5. A self healing cutting board is nice, or any surface you can afford to damage when cutting out your stencil.
6. A T-shirt, apron, tote bag... something to beautify! I tried this on a shirt that was the victim of chocolate ice-cream, and poor laundering habits.
7. Freezer paper. See picture. This stuff is at the market, and it's wonderful to have on hand.
8. An iron. Set it for cotton, and turn of the steam.
9. Acrylic paint. One reason I hesitated to attempt this project is that I worried about having the "right" kind of paint, but then I realized we have been making accidental acrylic paint art on our clothes for years... and even the cheapie kind of paint we have is permanent, and washer proof.
10. A foam brush.

Freezer paper on the left, already cut, and painted. Photocopied drawing on the right. I'm sorry: I took this picture after the fact, but here's what to do...
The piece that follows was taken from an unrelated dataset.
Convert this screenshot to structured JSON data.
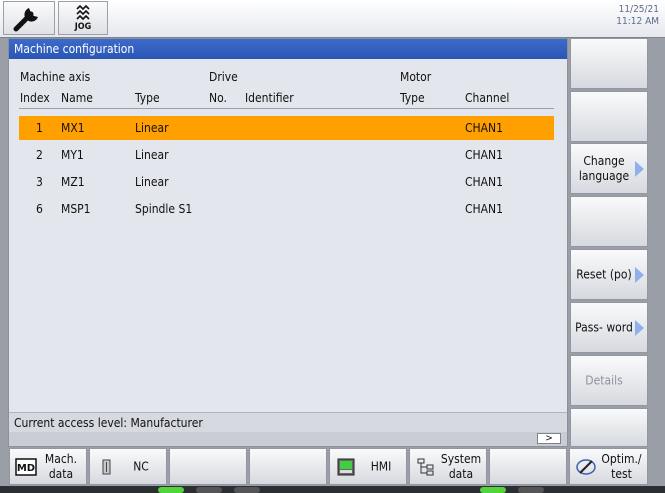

~With the photocopy of your art, thicken the lines with a black marker. The bolder the image, the easier it will be to first trace, then cut away parts, and have nice clean lines for your finished image.
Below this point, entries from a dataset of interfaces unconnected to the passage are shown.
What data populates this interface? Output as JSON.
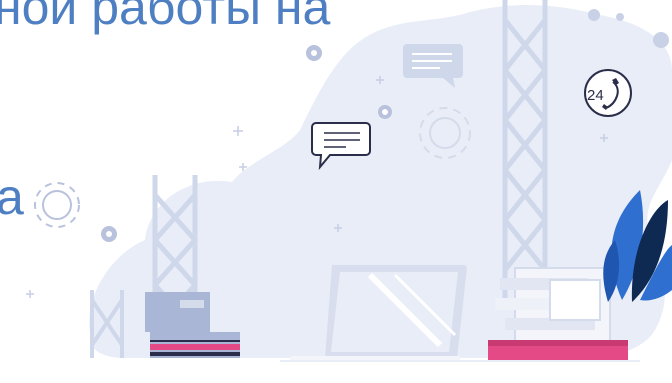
{
  "heading": {
    "line1": "ной работы на",
    "line2": "а"
  },
  "badge": {
    "hours": "24"
  },
  "colors": {
    "heading_text": "#4e7fc2",
    "blob": "#e9edf7",
    "tower": "#cfd7ea",
    "icon_stroke": "#b8c2dc",
    "dark_line": "#2b2e4a",
    "leaf_blue": "#2f6fd0",
    "leaf_dark": "#0e2a52",
    "pink": "#e44a86",
    "laptop": "#d8deee"
  },
  "icons": [
    "gear-icon",
    "chat-bubble-icon",
    "phone-24-icon",
    "sparkle-icon",
    "laptop-icon",
    "document-stack-icon",
    "book-stack-icon",
    "plant-icon"
  ]
}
~I put the bold, photocopied picture under a piece of freezer paper. The freezer paper should be shiny side down. You are going to trace, with the black marker, the original drawing, onto the dull side of the freezer paper.

~Freezer paper is sturdy, nice to work with. Think about the part of the picture you want painted, and the part you want unpainted... this sounds obvious, but I found it a bit tricky once I started cutting away parts. I figured out, the hard way, that the eyes and small details would be cut away... but that's okay... save even tiny bits, because the freezer paper will iron onto the fabric!

~Do you see what I mean? I saved the tiny cut-out beak and pupils, and with the iron set on the cotton setting, without any steam, I pressed the freezer paper, shiny side down, onto the T-shirt. Don't slide the iron around. Just for a few seconds set the iron on the shapes and they will cling firmly to the fabric. Now we paint!

~Using our basic brown, acrylic paint, and a foam brush, Maria and I took turns dabbing on the paint. We had a clip board inside the shirt, to keep the paint from soaking through. Don't let the paint be watery or too heavily applied... you are basically just staining the shirt.

~We kind of pushed the paint into the fabric, taking care not to let brush strokes push the freezer paper off. The freezer paper never budged! The paint went on easily. And because we were anxious to see this done, and have Maria wear her new shirt to the party, I brought out the hair dryer. I let the hair dryer dry the paint... it took only a few minutes.

~The fun part. The reveal! When the paint was dry to the touch, Maria peeled off the freezer paper. It worked! It was so easy, and there was no smudging, or seeping of paint. Wow!

Ta Da!

~I may iron it, before I toss it in the wash... just to get the paint set real good, but otherwise it seems to have worked just fine. This sort of easy-creative success makes me giddy.

Maria's old shirt is new, and party-ready-bounce-proof!

Whoo-Whoo for Maker fun!